→ **Required action**:
Extract all of the entries and set them down verbatim.

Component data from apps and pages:

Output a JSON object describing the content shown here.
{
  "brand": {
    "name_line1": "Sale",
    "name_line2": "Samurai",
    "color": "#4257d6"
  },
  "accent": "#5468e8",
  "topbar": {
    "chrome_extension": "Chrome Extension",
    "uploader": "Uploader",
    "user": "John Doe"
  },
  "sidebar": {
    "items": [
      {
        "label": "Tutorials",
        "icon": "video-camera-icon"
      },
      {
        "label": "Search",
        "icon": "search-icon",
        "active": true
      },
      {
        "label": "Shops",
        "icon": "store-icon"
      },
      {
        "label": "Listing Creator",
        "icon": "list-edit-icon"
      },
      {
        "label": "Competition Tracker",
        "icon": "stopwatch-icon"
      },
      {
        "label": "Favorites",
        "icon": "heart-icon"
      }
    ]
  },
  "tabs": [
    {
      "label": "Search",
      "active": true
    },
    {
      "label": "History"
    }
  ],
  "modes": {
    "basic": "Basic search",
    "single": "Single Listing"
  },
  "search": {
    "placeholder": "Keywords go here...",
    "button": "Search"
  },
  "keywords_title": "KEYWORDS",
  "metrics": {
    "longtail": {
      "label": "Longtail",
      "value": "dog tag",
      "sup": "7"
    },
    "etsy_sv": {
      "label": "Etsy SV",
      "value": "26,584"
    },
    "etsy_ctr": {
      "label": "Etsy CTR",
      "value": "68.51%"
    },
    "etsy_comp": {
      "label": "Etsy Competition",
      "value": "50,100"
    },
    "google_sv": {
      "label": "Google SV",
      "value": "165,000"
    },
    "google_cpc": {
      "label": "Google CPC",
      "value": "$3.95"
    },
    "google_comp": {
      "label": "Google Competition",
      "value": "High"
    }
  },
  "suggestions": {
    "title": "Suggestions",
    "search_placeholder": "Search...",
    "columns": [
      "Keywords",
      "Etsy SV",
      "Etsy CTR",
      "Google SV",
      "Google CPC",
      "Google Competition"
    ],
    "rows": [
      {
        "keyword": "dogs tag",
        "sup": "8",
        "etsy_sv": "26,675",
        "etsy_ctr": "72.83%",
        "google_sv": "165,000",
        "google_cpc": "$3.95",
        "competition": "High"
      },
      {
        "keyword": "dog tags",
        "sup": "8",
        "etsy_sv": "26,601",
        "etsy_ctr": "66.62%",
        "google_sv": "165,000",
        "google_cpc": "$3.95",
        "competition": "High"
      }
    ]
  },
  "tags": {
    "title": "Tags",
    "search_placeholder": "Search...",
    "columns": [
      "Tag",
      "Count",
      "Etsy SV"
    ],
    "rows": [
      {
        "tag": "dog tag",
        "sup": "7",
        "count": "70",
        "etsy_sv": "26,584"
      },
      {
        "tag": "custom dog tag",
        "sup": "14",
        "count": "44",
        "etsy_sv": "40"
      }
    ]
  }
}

→ **Result below**:
Output a JSON object describing the content shown here.
{
  "brand": {
    "name_line1": "Sale",
    "name_line2": "Samurai",
    "color": "#4257d6"
  },
  "accent": "#5468e8",
  "topbar": {
    "chrome_extension": "Chrome Extension",
    "uploader": "Uploader",
    "user": "John Doe"
  },
  "sidebar": {
    "items": [
      {
        "label": "Tutorials",
        "icon": "video-camera-icon"
      },
      {
        "label": "Search",
        "icon": "search-icon",
        "active": true
      },
      {
        "label": "Shops",
        "icon": "store-icon"
      },
      {
        "label": "Listing Creator",
        "icon": "list-edit-icon"
      },
      {
        "label": "Competition Tracker",
        "icon": "stopwatch-icon"
      },
      {
        "label": "Favorites",
        "icon": "heart-icon"
      }
    ]
  },
  "tabs": [
    {
      "label": "Search",
      "active": true
    },
    {
      "label": "History"
    }
  ],
  "modes": {
    "basic": "Basic search",
    "single": "Single Listing"
  },
  "search": {
    "placeholder": "Keywords go here...",
    "button": "Search"
  },
  "keywords_title": "KEYWORDS",
  "metrics": {
    "longtail": {
      "label": "Longtail",
      "value": "dog tag",
      "sup": "7"
    },
    "etsy_sv": {
      "label": "Etsy SV",
      "value": "26,584"
    },
    "etsy_ctr": {
      "label": "Etsy CTR",
      "value": "68.51%"
    },
    "etsy_comp": {
      "label": "Etsy Competition",
      "value": "50,100"
    },
    "google_sv": {
      "label": "Google SV",
      "value": "165,000"
    },
    "google_cpc": {
      "label": "Google CPC",
      "value": "$3.95"
    },
    "google_comp": {
      "label": "Google Competition",
      "value": "High"
    }
  },
  "suggestions": {
    "title": "Suggestions",
    "search_placeholder": "Search...",
    "columns": [
      "Keywords",
      "Etsy SV",
      "Etsy CTR",
      "Google SV",
      "Google CPC",
      "Google Competition"
    ],
    "rows": [
      {
        "keyword": "dogs tag",
        "sup": "8",
        "etsy_sv": "26,675",
        "etsy_ctr": "72.83%",
        "google_sv": "165,000",
        "google_cpc": "$3.95",
        "competition": "High"
      },
      {
        "keyword": "dog tags",
        "sup": "8",
        "etsy_sv": "26,601",
        "etsy_ctr": "66.62%",
        "google_sv": "165,000",
        "google_cpc": "$3.95",
        "competition": "High"
      }
    ]
  },
  "tags": {
    "title": "Tags",
    "search_placeholder": "Search...",
    "columns": [
      "Tag",
      "Count",
      "Etsy SV"
    ],
    "rows": [
      {
        "tag": "dog tag",
        "sup": "7",
        "count": "70",
        "etsy_sv": "26,584"
      },
      {
        "tag": "custom dog tag",
        "sup": "14",
        "count": "44",
        "etsy_sv": "40"
      }
    ]
  }
}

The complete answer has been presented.